Anyone that has been involved in a personal injury case will tell you that it is a complicated process. As the plaintiff, you have the responsibility of convincing the judge and jury that the defendant is the oke responsible for your injuries. This is a confusing process as you will encounter lots of unfamiliar terminology and it can seem hard to attain the settlement amount you desire.
However, going into the process of a personal injury lawsuit with some knowledge of the jargon will help you establish better expectations of your claim process and results.
What Is A Burden Of Proof?
All lawsuits, be they criminal or civil cases, require some evidence-based thresholds to be met in order to deem a defendant guilty. A burden of proof refers to the minimum requirement that a party must satisfy in order to have the charge against the defendant legally established. They must convince the jury through creating their narrative and showing evidence that proves the defendant should be held liable for the injuries caused and after which provide the plaintiff with compensation.
Who Has the Burden of Proof?
In personal injury cases, the state is not the plaintiff. The party filing the complaint, you, will be the plaintiff. This means the person who is on the receiving end of the damage inflicted is the one who brings the lawsuit. The party who has caused the harm or your insurance company is the defendant in personal injury claims. Depending on your state laws, there are some guidelines that determines who is the accuser and who will be held liable.
Requirements For Burden Proof
The measures for burden proof defers depending on whether it is a civil case or a criminal case. In criminal cases, the prosecution needs to convince the jury that there is no other explanation available based on the presented evidence. In civil cases, the plaintiff has to show that a 51% of certainty indicates the defendant is responsible based on the presented evidence.
Attaining Burden of Proof
This can be achieved by attaining sufficient evidence. If you have been involved in an accident, you will need to collate evidence such as photos of your vehicle and the other vehicles involved, a mechanic’s report, your medical report and if possible security camera video footage as well. It may sound troublesome but taking the effort to do so can clear you from any possible false accusations if you are not at fault for the accident. Without concrete evidence, you have lower chances of winning the case and getting more compensation as your only weapon would be your words which the defending side can easily argue against if they have sufficient evidence on their end.

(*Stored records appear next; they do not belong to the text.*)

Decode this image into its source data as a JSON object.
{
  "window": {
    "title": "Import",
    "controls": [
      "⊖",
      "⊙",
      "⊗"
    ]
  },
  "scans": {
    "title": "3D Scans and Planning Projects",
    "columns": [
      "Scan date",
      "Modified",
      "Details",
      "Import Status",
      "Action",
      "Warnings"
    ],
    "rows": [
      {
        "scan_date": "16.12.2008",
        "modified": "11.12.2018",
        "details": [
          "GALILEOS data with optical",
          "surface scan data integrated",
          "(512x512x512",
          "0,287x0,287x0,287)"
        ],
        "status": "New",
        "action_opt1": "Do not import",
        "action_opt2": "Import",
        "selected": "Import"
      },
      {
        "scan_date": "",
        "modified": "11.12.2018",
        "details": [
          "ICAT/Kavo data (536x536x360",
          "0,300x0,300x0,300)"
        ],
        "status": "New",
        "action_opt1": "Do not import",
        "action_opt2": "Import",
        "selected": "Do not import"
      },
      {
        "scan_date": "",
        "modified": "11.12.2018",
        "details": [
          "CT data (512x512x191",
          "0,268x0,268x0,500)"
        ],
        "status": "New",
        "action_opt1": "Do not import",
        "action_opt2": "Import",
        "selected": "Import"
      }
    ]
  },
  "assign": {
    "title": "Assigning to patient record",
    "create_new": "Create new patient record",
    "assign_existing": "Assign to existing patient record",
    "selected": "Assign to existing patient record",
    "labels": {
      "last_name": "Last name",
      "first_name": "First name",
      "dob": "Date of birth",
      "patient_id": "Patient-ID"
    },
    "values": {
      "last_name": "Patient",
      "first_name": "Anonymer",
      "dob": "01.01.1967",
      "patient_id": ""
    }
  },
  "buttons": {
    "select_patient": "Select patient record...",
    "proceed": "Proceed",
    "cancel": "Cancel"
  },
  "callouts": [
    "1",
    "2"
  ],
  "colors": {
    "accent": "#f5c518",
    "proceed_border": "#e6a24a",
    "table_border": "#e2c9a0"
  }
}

Seek Help With Your Injury Claim
If the defendant is a large company, it can be hard trying to win the case on your own. You will require the support and advice of an experienced lawyer. Depending on the nature of your accident, you will want to get either a car accident lawyer or motorcycle accident lawyer who specialize specifically on these areas as they have more experience in these areas and will be able to provide better advice and services.